- Sharing personal stories. Encouraging individuals with invisible disabilities to share their personal stories creates open dialogue. Ways to achieve this include social media campaigns using dedicated hashtags, blog posts, articles that provide in-depth insights and inspiration, and public speaking events at schools or workplaces to inspire and educate, fostering empathy and understanding among the audience.
- Collaborating with organizations and community groups. Collaboration with disability advocacy organizations and community groups can amplify the reach and impact of Invisible Disabilities Week. Some strategies include organizing events in partnership with disability advocacy groups, collaborating on fundraising initiatives to support individuals with invisible disabilities, and spreading awareness through various media channels.
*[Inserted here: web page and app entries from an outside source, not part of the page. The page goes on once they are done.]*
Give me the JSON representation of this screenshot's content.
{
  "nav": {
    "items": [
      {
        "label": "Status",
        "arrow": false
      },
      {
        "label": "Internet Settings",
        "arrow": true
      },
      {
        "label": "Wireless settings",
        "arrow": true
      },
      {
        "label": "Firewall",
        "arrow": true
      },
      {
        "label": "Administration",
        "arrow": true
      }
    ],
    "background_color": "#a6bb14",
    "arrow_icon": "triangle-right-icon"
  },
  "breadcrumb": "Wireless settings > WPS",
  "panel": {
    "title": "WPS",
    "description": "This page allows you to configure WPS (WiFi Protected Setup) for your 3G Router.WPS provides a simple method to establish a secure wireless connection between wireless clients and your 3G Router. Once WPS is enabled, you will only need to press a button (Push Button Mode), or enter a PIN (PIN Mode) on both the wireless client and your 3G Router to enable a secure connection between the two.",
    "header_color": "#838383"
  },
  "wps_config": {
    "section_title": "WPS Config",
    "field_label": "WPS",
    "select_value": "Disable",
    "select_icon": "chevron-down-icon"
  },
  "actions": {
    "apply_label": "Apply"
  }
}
By actively engaging in these initiatives, we can collectively take significant strides toward creating a more inclusive and understanding world for individuals with invisible disabilities. Promoting Invisible Disabilities Week is not just an annual event; it’s an ongoing effort to break down barriers, challenge stereotypes, and foster empathy and support.
Embracing Invisible Disabilities in the Workplace
Understanding invisible disabilities is of paramount importance in the workplace. Creating an inclusive work environment that accommodates individuals with hidden disabilities is crucial. Employers need to recognize these employees’ unique challenges and provide the necessary support and accommodations to ensure every employee feels valued, supported, and capable of thriving. Here are some concrete steps you can take:
- Education and training. Fostering understanding through education and training is crucial. This initiative serves to build awareness and promote a culture of empathy. Utilize workshops, seminars, and resource materials to give employees a deeper understanding of invisible disabilities. Doing so will help nurture a culture of sympathy and support within the workplace, encouraging employees to extend a helping hand to colleagues facing challenges due to invisible disabilities.
- Flexible work arrangements. To accommodate employees with invisible disabilities, flexible work arrangements are invaluable. These include allowing employees to work from home, offering adaptable hours to tailor their workday to their unique needs, and providing job-sharing arrangements, enabling employees to divide responsibilities, reduce individual workloads, and minimize stress.
- Communication and support. Establishing open channels of communication is essential. Create accessible and confidential avenues for employees to express their needs and concerns about invisible disabilities and provide access to workplace support resources.
Understanding invisible disabilities in the workplace isn’t merely an HR policy; it’s an embodiment of a company’s commitment to the well-being and success of every employee, regardless of their visible or invisible battles.
Many organizations recognize the importance of creating a diverse and inclusive workplace accommodating individuals with invisible disabilities. Sage’s diversity hiring policy ensures equal opportunities and supports individuals with various disabilities, both visible and invisible.
Their inclusive policies extend beyond recruitment and encompass ongoing training and support. By providing resources, accommodations, and a supportive network, the company ensures that employees with invisible disabilities have the necessary tools and environment to succeed.
Sage’s commitment to diversity and inclusion not only benefits individuals with invisible disabilities but also creates a workplace culture that celebrates unique perspectives and promotes innovation and diversity.